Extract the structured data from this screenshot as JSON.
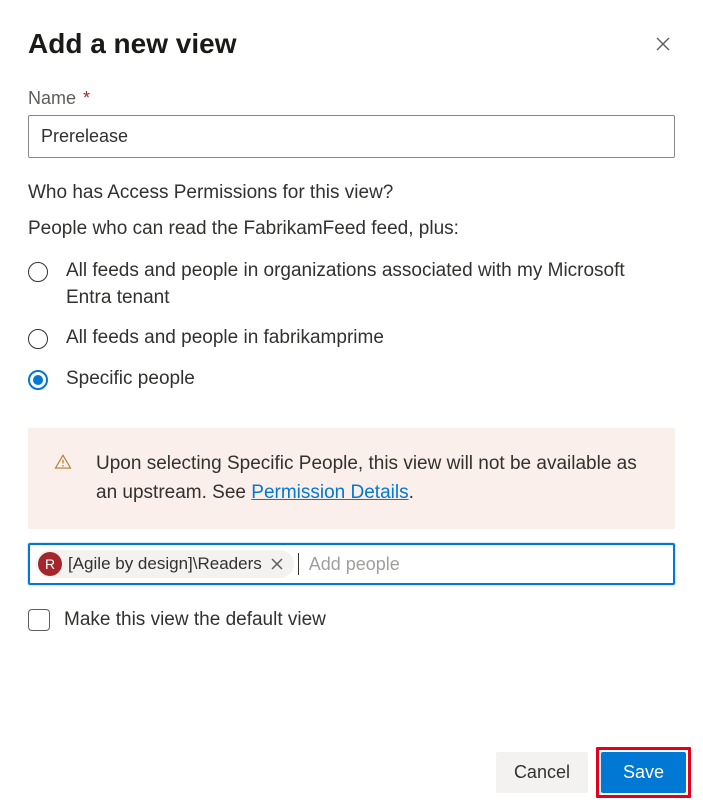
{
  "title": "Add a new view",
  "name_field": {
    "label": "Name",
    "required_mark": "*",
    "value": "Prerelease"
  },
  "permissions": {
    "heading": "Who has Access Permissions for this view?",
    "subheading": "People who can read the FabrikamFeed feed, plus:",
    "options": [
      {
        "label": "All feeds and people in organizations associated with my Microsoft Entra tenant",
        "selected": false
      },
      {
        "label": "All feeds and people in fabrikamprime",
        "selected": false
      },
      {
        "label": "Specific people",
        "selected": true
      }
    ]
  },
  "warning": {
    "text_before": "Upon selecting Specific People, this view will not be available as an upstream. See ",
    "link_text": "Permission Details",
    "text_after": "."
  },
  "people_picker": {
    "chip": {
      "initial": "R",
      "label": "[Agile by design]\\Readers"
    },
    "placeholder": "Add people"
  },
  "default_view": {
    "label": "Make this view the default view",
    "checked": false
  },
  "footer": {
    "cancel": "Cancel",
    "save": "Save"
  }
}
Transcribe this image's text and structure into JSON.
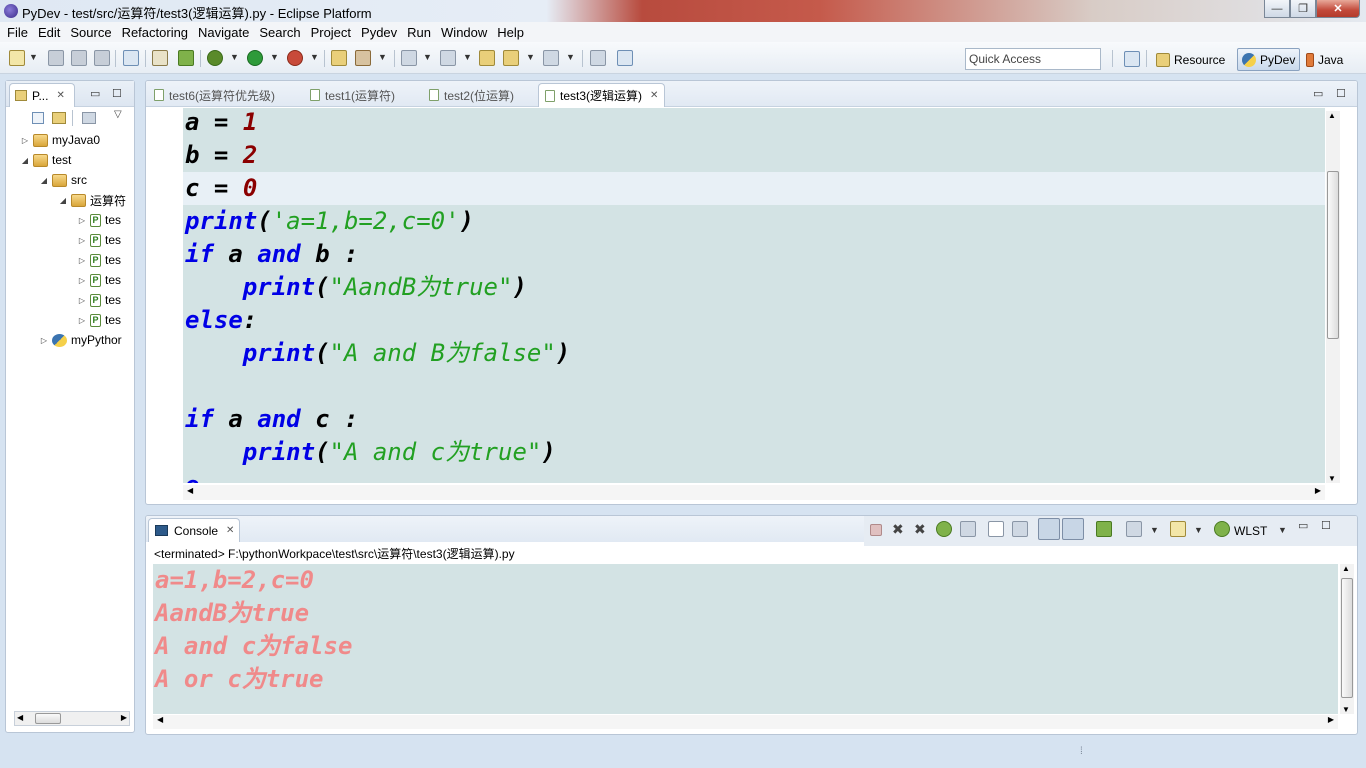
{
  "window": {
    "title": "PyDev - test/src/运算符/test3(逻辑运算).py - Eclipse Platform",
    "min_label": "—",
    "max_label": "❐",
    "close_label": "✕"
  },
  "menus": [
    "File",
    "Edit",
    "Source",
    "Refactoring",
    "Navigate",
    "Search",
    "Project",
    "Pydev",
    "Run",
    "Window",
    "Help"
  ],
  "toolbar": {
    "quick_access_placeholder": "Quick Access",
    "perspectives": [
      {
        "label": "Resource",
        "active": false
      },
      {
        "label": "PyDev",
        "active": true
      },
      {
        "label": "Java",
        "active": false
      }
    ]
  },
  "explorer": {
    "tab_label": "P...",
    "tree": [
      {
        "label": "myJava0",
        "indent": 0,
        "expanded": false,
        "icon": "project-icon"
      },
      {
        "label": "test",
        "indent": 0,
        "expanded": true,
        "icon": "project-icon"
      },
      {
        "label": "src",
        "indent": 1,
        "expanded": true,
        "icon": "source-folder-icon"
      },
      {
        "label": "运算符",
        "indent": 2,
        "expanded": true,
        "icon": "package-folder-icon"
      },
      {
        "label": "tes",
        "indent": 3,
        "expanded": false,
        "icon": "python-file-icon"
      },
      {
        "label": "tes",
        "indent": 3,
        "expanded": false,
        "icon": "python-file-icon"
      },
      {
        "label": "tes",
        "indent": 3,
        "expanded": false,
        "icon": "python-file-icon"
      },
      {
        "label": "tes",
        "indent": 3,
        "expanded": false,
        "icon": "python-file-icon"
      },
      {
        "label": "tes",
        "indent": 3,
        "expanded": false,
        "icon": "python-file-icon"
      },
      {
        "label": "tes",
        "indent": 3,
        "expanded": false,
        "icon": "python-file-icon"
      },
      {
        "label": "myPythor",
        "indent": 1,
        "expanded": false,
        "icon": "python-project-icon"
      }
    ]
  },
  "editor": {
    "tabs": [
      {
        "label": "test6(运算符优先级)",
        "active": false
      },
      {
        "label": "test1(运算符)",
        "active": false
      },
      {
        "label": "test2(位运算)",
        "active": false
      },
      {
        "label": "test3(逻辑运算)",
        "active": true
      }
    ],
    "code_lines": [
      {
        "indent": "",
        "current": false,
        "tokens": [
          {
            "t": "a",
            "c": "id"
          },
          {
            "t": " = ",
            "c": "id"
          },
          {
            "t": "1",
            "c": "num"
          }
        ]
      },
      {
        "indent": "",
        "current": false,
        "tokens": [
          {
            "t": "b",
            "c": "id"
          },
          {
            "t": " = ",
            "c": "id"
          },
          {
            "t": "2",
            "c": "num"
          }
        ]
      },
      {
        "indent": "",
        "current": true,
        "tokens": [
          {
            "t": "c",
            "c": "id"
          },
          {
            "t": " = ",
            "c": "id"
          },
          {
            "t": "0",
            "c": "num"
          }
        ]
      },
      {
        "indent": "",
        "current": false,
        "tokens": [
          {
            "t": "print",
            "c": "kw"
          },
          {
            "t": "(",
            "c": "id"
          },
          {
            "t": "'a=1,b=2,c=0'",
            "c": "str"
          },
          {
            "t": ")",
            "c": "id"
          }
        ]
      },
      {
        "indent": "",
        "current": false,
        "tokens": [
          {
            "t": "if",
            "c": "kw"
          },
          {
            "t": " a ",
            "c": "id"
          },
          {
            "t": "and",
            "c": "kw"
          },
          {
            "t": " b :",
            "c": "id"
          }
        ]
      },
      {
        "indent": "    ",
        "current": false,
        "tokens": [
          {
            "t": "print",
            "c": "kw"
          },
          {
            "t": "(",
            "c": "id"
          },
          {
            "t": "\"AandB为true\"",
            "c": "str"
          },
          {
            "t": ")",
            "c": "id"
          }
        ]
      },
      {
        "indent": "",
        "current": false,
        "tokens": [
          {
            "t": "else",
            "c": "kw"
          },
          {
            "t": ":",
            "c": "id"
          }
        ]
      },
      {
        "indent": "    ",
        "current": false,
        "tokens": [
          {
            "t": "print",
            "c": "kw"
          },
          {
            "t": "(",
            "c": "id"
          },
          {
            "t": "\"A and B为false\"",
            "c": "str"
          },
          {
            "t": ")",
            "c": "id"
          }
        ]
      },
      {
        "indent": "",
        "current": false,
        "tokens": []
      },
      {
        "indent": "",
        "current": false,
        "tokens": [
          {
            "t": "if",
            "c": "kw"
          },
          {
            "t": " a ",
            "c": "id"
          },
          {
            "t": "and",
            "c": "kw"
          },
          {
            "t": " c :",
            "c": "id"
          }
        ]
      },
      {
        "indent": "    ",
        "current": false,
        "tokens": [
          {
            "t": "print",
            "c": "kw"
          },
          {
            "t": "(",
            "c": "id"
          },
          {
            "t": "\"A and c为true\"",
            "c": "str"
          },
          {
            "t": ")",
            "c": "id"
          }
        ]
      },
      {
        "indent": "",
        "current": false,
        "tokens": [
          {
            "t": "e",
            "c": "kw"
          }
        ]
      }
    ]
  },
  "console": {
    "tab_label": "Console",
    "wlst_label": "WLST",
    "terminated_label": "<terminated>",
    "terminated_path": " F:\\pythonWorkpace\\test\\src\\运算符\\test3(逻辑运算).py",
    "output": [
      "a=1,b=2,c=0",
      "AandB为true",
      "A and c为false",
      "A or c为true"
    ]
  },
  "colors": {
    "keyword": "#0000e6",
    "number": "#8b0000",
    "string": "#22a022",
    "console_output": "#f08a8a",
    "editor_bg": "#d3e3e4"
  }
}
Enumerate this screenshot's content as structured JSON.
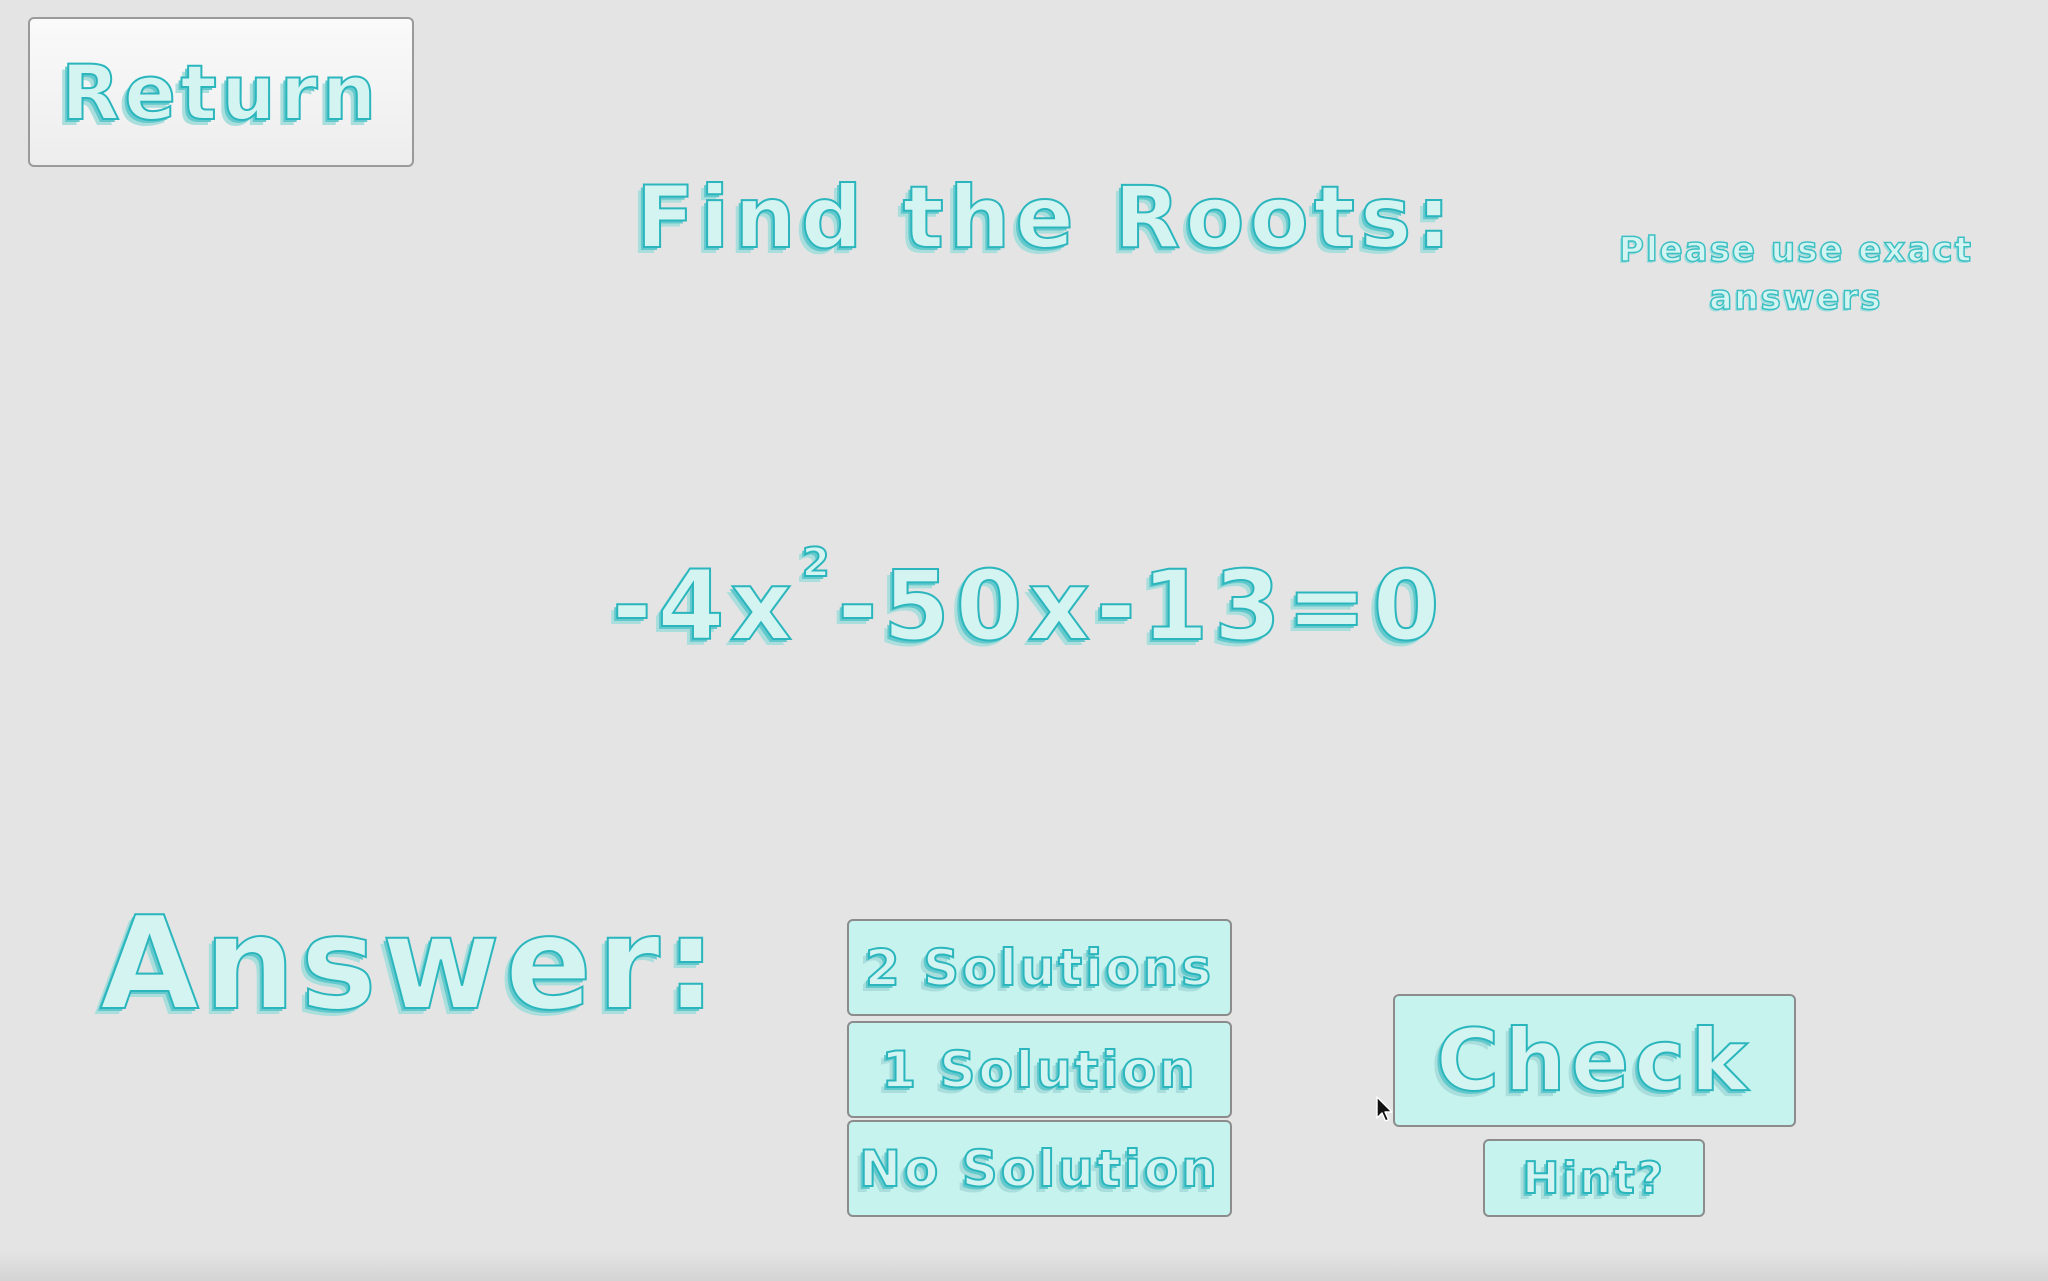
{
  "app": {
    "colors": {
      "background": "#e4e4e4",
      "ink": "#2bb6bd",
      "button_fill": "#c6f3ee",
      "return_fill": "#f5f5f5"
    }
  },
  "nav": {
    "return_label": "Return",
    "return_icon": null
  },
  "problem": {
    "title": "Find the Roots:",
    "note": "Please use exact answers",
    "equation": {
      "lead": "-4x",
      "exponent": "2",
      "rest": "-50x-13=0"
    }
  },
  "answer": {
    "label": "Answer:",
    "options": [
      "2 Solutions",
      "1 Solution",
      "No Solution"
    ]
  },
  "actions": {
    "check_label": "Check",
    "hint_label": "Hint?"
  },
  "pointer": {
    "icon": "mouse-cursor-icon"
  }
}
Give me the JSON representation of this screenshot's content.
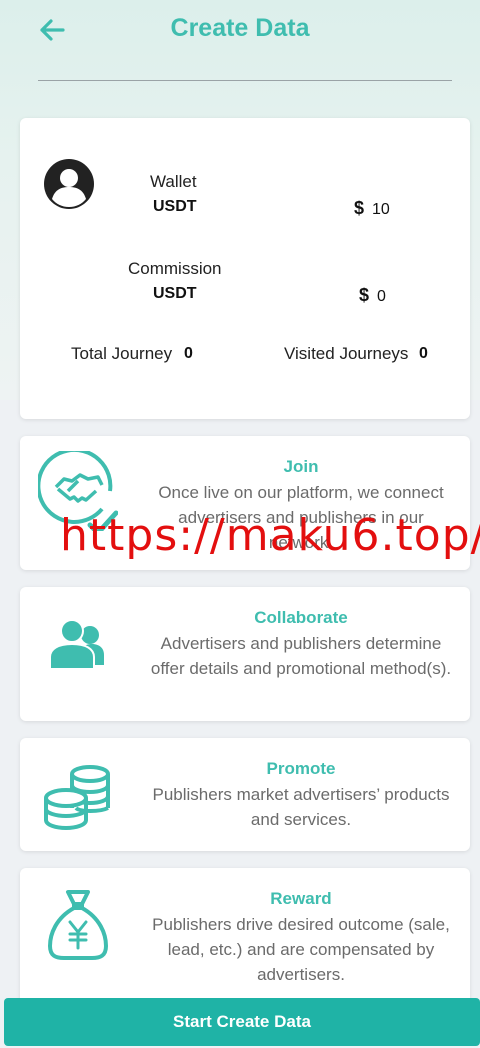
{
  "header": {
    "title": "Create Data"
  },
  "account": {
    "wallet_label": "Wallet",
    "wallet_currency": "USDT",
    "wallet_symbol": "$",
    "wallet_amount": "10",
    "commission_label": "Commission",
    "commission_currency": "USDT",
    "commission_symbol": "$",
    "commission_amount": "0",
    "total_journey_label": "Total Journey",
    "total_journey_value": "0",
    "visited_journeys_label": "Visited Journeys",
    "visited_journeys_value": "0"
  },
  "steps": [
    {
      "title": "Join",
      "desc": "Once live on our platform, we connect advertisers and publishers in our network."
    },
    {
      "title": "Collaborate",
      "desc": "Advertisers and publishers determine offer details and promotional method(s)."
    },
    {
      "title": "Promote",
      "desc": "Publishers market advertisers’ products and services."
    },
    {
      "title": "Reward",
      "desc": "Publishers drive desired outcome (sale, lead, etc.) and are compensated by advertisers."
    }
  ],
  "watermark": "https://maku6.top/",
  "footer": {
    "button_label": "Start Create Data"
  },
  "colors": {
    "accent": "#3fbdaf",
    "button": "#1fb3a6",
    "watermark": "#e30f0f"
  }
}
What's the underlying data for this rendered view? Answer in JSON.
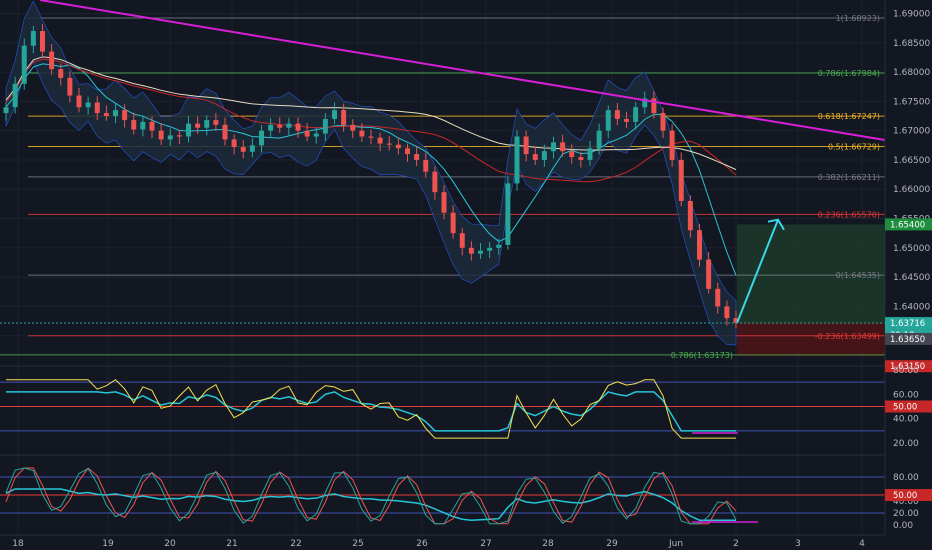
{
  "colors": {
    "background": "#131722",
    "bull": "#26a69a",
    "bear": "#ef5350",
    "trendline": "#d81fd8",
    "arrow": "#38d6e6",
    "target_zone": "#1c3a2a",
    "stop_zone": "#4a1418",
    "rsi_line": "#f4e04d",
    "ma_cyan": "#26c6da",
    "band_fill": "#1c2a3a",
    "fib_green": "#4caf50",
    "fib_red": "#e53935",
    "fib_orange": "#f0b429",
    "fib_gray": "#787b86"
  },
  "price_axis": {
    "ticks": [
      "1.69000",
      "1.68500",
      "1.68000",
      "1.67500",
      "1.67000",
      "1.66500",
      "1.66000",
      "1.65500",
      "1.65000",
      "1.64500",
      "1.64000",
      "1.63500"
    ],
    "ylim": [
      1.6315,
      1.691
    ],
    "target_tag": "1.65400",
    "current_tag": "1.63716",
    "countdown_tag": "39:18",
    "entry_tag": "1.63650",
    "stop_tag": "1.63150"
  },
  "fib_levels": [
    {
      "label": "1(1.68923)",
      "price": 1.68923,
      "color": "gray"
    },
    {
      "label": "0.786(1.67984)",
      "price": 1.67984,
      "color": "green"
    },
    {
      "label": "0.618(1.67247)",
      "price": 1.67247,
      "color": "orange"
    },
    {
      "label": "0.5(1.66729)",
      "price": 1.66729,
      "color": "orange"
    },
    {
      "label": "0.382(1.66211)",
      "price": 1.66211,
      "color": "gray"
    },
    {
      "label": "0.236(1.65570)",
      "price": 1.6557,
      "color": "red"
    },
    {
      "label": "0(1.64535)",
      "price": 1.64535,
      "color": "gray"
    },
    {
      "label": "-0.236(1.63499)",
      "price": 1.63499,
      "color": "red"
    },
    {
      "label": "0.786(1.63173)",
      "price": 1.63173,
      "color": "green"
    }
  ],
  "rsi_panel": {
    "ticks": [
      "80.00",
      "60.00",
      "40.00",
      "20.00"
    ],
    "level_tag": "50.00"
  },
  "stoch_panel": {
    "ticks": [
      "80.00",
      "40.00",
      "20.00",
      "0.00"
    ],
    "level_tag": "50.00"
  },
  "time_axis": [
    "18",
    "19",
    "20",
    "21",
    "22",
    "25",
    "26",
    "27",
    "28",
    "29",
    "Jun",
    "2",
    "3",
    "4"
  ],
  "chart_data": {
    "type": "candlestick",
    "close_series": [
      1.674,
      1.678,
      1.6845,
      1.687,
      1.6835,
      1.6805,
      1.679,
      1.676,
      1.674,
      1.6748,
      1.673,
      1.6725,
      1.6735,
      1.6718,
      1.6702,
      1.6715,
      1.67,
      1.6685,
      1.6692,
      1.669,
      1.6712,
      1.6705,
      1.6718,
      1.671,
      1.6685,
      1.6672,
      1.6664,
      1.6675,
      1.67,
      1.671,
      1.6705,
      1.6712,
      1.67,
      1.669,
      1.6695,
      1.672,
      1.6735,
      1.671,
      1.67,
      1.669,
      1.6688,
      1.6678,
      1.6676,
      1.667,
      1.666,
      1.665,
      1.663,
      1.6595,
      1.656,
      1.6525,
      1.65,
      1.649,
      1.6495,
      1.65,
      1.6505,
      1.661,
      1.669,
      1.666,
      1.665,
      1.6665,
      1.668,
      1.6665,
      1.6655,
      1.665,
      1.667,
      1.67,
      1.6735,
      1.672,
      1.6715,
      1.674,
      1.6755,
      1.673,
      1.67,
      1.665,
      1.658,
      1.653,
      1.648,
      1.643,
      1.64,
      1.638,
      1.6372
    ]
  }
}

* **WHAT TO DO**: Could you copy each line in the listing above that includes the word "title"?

* **SOLUTION**:
  "title": "Add a new view",
    "title": "PyDev - test/src/运算符/test3(逻辑运算).py - Eclipse Platform",
    "title": "Find the Roots:",
    "title": "Create Data"
      "title": "Join",
      "title": "Collaborate",
      "title": "Promote",
      "title": "Reward",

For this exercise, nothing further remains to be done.